The initial investment in smart technology can be enough to put many manufacturers off making the move to a smarter way of working but the benefits of real-time quality check, continuous improvement and equipment maintenance will undoubtedly lead to cost savings and productivity improvements.” Streatfield believes that this awareness is most apparent in the South-East, where customer demand and overseas competition is most apparent to companies. “Customer demands are changing and the manufacturing industry and technology is being forced to adapt to keep up. More and more often, products need to be produced in small, highly customised batches, putting pressure on businesses to reduce their time-to-market and adapt to changes in demand. To do so, businesses need to invest in technology that gives them the flexibility to adapt quickly to fulfil demand. And that capital seems more readily available to companies who are closer to the financial centre of the UK – London.”
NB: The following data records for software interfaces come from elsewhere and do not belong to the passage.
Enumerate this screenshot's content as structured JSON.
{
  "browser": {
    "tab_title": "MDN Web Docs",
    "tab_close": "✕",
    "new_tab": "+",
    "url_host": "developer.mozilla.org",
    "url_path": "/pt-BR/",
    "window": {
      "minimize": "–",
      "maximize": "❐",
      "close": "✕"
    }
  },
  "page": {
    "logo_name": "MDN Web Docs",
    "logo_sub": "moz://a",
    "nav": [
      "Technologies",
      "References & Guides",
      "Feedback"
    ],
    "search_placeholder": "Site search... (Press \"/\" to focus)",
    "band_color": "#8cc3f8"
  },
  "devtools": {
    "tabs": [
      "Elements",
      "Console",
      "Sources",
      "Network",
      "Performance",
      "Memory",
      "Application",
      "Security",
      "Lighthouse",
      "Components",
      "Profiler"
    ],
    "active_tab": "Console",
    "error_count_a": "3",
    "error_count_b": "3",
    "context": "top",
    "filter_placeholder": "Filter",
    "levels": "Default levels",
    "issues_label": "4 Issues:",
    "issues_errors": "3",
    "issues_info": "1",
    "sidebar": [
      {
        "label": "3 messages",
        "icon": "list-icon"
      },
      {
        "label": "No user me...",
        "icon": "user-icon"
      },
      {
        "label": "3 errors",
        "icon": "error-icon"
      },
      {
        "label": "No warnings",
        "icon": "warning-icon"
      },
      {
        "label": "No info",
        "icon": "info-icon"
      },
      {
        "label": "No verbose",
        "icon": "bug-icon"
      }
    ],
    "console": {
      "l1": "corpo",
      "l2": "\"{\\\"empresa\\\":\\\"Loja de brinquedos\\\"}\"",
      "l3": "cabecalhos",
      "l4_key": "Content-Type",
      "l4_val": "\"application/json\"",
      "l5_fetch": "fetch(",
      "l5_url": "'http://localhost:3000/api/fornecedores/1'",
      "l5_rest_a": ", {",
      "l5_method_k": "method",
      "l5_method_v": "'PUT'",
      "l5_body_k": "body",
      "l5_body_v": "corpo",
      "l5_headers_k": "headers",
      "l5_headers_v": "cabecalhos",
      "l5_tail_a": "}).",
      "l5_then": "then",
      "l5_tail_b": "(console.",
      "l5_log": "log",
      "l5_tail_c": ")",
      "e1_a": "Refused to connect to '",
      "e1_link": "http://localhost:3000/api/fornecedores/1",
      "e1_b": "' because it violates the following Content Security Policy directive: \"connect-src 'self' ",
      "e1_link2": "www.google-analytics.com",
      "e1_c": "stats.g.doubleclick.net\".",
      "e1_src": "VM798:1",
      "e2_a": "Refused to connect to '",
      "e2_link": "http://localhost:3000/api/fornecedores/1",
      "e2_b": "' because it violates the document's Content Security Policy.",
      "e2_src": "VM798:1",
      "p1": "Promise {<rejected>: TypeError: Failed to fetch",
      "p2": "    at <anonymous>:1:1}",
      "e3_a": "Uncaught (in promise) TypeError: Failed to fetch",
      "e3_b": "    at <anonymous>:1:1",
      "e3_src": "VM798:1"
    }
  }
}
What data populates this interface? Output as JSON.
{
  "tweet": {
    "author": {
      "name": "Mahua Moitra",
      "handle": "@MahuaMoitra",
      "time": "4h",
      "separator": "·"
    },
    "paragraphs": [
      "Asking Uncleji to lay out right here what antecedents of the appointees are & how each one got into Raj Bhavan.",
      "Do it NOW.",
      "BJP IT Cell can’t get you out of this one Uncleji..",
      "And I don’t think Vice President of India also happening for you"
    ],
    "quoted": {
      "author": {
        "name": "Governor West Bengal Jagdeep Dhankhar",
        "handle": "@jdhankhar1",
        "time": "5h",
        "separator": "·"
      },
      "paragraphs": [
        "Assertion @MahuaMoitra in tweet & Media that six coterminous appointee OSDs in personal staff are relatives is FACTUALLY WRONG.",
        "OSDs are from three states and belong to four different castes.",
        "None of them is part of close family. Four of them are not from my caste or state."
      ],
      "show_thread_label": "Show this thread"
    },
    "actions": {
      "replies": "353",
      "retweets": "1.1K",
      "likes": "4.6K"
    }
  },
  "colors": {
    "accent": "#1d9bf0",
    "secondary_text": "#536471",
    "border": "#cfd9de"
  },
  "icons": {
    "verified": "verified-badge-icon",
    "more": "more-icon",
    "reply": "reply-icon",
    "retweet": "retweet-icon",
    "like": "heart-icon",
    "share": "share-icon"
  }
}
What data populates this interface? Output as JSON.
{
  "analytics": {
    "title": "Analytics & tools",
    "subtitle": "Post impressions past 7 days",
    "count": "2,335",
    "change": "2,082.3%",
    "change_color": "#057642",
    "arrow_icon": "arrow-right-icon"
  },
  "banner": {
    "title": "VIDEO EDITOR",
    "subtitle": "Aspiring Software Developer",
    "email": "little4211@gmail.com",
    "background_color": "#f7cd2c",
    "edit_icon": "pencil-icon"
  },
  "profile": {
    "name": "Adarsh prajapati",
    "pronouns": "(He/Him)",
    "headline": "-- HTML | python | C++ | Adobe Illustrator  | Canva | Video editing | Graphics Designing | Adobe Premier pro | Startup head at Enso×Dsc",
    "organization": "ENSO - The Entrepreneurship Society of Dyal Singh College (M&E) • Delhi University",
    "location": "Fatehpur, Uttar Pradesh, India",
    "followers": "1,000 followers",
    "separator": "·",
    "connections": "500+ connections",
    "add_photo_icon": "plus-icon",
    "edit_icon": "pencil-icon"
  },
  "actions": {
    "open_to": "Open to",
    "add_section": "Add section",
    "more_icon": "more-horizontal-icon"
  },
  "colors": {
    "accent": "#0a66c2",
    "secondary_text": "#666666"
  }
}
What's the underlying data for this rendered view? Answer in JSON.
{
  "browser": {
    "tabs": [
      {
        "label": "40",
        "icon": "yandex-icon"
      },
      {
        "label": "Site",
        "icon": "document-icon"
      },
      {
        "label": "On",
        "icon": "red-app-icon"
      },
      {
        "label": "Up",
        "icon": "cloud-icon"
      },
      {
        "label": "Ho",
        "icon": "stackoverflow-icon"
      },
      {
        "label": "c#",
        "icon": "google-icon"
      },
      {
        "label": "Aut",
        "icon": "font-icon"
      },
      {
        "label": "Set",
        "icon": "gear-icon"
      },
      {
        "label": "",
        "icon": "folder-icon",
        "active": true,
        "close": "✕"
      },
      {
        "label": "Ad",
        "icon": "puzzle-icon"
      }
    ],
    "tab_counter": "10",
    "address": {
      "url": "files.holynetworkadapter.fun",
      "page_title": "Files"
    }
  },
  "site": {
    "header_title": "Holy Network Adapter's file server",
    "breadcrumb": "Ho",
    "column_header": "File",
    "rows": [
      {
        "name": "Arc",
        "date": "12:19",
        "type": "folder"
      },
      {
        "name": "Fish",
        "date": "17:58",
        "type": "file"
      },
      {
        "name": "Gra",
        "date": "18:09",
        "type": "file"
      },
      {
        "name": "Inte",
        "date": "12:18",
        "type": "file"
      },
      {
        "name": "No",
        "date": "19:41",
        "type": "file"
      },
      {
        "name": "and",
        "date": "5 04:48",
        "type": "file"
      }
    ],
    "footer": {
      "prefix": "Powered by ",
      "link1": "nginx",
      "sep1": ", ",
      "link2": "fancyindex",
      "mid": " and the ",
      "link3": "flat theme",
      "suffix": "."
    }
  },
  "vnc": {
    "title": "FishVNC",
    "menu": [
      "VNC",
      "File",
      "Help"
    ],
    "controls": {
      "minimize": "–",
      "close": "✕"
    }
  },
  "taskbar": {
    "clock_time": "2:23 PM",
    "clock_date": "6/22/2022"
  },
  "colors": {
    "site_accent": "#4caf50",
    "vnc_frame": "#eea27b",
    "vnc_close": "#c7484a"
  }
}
Advanced, Agile, and Versatile
Headquartered on the UK’s south coast at Shoreham-by-Sea in West Sussex, Ricardo is a global strategic engineering and environmental consultancy that specialises in the transport, energy and scarce resources sectors. Indeed, as well as its work in passenger cars, commercial vehicles, rail, defence and motorsport, it has shown its awareness of the changing business world by expanding into energy management and environmental-impact research and development. Its client list includes transport operators, manufacturers, energy companies, financial institutions and government agencies.
Having ‘moved with the times’ since its founding in 1915, Ricardo is a fine example of the versatility of UK companies – moving from the pursuit of power and vehicle performance to the topical areas of cost reduction, safety management, regulatory compliance and environmental impact assessments. In vehicle terms this has meant a shift away from internal combustion engines and drivelines to the prototyping and low-volume manufacturing of electric motors and generators, battery packs and fuel cell systems.
This type of endeavour requires considerable investment. The company has recently spent £1.5 million on a spiral bevel grinder for its transmission manufacturing division. As well as being used in motorsport applications, the new equipment will bring frictional reductions and thus efficiency gains in electric vehicle drivelines, as Ricardo Performance Products MD Martin Starkey said: “This investment has enhanced Ricardo’s capability to design, analyse, manufacture and inspect bevel gears with a closed loop system, not only for our high performance applications but also to help us drive forward the development of more efficient powertrains for future mobility solutions, including hybrid, electric and fuel cell vehicles.”
TOTAL MANUFACTURING OUTPUT
MANUFACTURING OUTPUT AS % AGE OF REGIONAL OUTPUT
MANUFACTURING AS % OF REGIONAL EMPLOYMENT
TOTAL EMPLOYED IN MANUFACTURING